ENCOURAGING WORDS: Zen Buddhist Teachings for Western Students
Robert Aitken
Pantheon: New York, 1993.

231 pp., $23.00 (hardback).

Sam Hamill

ALTHOUGH the introduction of Zen Buddhism in Western culture begins with the appearance of Soyen Shaku at the World Parliament of Religions in Chicago in 1893, its influence really begins with the publication of D. T. Suzuki’s Essays in Zen Buddhism in London in 1927. About the same time as Suzuki:.. essays appeared, Nyogen Senzaki, the first Zen teacher to take up residence in the United States, began teaching meditation. And ever since that time, Westerners have struggled to adapt Zen Buddhist dharma teaching to Western cultural situations. As Robert Aitken points out in his introduction to Encouraging Words, we Westerners are often confronted with traditions, from the monastic male-dominated traditional teaching methods to the absence of any specific Buddhist moral code, that challenge our more egalitarian social order, including dealing with the particulars of feminism, family structure, and jobs, to say nothing of Buddhist experience in the realms of politics and economics.

Aitken notes that where Asian teachers rely on aspects of Confucianism for daily guidance in social affairs, we who are often ignorant of such practical philosophy

are left with the task of fonnulating and presenting a code of daily living as lay people that is in keeping with the basic teachings of Zen Buddhism.

And it is with this context in mind that Aitken addresses aspects of Zen practice in the West.

Aitken reminds the student that zazen is anything but a form of sensory deprivation, that in his Honolulu zendo one hears doves, cardinals, thrushes, and geckos. “Birds and geckos and bullfrogs guide us,” he says, and emphasizes the importance of being “open to these natural teachers, wherever you are practicing.” He stresses the significance of realizing that “ordinary mind is the Tao,” and that “ordnary, everyday mind is the mind that has nothing extraneous.” Only when one transcends preoccupations can one realize
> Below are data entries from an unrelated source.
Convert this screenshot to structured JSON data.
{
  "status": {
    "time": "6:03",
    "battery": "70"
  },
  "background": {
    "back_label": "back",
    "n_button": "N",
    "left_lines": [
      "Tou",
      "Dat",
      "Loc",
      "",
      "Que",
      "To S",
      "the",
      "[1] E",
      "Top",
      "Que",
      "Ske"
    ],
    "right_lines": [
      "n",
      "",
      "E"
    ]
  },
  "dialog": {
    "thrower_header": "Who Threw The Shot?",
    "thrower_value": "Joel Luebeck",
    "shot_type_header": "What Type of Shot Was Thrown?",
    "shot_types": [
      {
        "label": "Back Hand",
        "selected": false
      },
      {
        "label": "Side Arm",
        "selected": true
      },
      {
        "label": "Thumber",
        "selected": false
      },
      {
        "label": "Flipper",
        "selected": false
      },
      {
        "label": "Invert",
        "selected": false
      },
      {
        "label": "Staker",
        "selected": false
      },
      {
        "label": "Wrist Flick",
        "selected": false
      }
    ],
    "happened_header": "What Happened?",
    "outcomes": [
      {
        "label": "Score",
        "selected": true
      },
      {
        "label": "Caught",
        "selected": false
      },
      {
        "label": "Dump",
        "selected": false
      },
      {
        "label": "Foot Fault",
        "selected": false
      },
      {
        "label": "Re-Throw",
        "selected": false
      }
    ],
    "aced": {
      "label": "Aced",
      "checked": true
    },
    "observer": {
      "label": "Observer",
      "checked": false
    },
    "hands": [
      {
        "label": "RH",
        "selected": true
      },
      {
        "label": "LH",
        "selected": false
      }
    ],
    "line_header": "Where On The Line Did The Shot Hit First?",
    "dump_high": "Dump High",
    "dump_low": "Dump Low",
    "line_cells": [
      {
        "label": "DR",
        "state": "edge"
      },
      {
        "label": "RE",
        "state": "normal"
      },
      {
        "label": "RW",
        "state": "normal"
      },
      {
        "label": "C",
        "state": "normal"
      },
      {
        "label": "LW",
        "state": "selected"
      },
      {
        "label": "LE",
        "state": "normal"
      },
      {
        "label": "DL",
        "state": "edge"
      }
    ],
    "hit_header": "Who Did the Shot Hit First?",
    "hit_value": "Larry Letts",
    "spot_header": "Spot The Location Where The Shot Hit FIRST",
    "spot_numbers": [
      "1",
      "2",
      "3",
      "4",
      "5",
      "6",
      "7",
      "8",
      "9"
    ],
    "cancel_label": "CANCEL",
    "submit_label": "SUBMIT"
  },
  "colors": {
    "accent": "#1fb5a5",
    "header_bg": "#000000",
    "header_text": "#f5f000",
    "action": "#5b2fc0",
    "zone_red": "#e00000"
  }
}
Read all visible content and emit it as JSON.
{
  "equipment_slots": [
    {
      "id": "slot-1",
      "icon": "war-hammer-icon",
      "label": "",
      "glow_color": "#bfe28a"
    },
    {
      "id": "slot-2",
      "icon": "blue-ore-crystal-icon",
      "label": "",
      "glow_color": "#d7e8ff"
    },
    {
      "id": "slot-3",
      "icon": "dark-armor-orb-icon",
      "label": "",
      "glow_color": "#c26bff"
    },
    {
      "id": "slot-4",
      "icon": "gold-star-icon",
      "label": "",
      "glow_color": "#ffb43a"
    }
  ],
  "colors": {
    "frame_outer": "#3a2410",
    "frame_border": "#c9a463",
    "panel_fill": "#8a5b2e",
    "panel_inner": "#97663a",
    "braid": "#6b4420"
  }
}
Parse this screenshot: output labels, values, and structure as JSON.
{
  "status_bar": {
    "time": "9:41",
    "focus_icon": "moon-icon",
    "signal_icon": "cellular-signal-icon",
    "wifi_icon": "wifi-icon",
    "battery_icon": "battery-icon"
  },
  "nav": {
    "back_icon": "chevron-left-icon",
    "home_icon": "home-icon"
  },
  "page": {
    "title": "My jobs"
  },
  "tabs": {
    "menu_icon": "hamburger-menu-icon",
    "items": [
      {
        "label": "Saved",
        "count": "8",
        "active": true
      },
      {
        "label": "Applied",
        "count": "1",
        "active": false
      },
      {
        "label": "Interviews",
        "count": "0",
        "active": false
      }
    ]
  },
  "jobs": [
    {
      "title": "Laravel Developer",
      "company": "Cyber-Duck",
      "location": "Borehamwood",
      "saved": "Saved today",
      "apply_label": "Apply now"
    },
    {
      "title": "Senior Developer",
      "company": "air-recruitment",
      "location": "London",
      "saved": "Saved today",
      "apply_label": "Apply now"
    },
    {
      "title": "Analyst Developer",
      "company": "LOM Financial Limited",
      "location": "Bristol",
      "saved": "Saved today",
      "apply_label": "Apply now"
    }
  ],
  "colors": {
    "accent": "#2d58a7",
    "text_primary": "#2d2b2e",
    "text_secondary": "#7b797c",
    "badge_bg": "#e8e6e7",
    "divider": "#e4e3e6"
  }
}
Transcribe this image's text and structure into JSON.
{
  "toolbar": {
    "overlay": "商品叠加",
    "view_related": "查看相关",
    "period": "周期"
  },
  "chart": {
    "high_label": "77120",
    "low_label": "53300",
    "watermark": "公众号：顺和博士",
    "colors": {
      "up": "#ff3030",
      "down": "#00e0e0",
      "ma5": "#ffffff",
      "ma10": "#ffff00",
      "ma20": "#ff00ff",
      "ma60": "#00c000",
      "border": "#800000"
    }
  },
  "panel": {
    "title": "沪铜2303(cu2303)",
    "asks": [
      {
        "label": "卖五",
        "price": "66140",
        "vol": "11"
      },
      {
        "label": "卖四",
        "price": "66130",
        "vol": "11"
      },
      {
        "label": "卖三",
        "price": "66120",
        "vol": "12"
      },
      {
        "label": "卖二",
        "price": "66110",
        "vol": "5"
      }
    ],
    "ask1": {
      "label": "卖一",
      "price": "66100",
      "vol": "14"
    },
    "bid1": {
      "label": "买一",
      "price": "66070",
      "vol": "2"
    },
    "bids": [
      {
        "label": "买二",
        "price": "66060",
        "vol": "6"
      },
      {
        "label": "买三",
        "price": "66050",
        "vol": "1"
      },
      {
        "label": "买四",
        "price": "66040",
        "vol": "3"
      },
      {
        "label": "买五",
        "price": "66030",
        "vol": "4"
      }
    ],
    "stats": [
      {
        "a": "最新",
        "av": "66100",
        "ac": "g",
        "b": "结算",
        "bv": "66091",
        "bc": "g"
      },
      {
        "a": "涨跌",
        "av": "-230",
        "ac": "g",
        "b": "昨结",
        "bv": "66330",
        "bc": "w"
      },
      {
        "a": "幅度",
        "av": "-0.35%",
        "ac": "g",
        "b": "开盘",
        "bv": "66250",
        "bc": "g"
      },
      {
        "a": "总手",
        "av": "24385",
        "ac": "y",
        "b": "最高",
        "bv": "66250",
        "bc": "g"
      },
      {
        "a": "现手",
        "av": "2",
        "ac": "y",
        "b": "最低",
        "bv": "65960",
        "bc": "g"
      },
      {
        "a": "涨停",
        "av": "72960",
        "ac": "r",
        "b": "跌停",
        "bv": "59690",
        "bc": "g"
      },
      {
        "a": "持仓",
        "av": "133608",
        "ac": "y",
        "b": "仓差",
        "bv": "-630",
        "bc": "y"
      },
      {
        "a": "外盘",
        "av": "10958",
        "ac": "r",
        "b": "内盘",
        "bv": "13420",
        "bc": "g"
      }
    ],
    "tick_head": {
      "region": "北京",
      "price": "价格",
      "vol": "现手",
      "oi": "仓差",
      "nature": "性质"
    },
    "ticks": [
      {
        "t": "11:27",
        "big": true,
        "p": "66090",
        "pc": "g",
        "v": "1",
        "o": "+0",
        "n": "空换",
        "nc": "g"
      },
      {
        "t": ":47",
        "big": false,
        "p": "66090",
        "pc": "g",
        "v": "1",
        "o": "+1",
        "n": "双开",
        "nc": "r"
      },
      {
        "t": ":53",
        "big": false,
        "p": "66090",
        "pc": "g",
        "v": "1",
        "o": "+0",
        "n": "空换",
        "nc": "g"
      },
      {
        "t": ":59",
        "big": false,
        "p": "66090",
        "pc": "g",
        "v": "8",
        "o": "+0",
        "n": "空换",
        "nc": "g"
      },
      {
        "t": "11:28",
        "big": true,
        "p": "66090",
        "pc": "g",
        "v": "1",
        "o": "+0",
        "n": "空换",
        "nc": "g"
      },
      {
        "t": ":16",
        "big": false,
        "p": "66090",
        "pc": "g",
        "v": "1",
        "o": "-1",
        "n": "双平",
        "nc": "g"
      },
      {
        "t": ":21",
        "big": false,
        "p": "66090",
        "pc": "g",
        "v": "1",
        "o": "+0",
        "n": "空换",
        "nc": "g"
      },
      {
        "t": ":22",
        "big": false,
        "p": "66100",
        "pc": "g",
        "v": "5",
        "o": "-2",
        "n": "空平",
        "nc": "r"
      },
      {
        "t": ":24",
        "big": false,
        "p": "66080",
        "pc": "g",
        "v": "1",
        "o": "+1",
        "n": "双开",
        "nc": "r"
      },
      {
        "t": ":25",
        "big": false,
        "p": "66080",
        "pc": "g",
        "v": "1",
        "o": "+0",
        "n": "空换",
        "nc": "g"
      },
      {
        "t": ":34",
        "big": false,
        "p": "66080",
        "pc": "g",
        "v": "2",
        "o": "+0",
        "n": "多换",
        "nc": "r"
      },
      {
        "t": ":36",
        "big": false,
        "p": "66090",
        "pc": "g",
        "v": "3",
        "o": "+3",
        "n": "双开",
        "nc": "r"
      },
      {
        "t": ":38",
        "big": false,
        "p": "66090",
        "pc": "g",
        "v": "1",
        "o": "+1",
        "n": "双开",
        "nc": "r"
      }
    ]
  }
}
the sacred nature of people, animals, and plants. But almost everyone is preoccupied with protecting and expanding the self, and thus excluding or even exploiting others.

While many beginning students come to Dogen’s observation that “we study the self to transcend the self,” Aitken notes that

individuality, uniqueness, and variety of persons, animals, plants and things-this is the wealth of the universe. I offer my riches, you offer yours.

He emphasizes Paul Shepard’s observation that

when species die out, metaphors die with them and no longer inhabit the mind. Our children become mentally handicapped and our species become impoverished. Protecting the environment and saving plants and animals is thus more than just avoiding the greenhouse effect. It is preserving human sensibility and the sensibility of the world.

At the heart of Aitken’s homilies is the idea that

Our practice must in a real sense be the practice of our descendants. Somehow we must find the American equivalent of the monastic system, and develop sangha organization that is participatory and egalitarian within and involved with the broader community outside. We must experiment, use what seems to enhance our practice, take stock periodically to evaluate our direction, test it with the Buddha’s own teaching, and then experiment some more. All this takes commitment and flexibility. . . . Responsibility for our practice, individually and together, is the only way we can cope with the problems of maintaining true dharma in a sangha of householders.

Throughout these pages, Aitken stresses patience and practice. But part of Zen practice must include responsibility for participating in the Great Sangha that encompasses all life. In a 1983 talk, he notes the American invasion of the tiny island of Grenada and says,

I find that I am thinking about American foreign policy more than about encouraging people to pay attention to their spiritual purpose. I suggest that all of us inform ourselves about Grenada, beginning with the fact that it is smaller than the island of Lanai, and then write about it, to newspapers, to friends, to congress-people. The situation is so bizarre-so likely to trigger a larger conflagration-that somebody must speak out and say how grotesque it really is. This is one way we can use the energy of innocence we cultivate during sesshin

Through several volumes of essays, especially The Mind of Clover and Taking the Path of Zen, Aitken has proven himself to be among the most articulate and engaging advocates of Zen practice in the West, 92 and his translation of the Wu-men Kuan (The Gateless Barrier) presents the classical koan study in translation and commentary that is nonpareil. When we remember that it took eight generations of Chinese masters to perfect their adaptation of dhyana (ch’an or zazen practice), we might also remember that Aitken represents the second generation of North American teachers. Encouraging Words invites us to experiment, to adapt traditionally Asian methods to accommodate our Western social and economic realities. This is a book that sparkles with compassion, good humor, deep insight, and welcome encouraging words.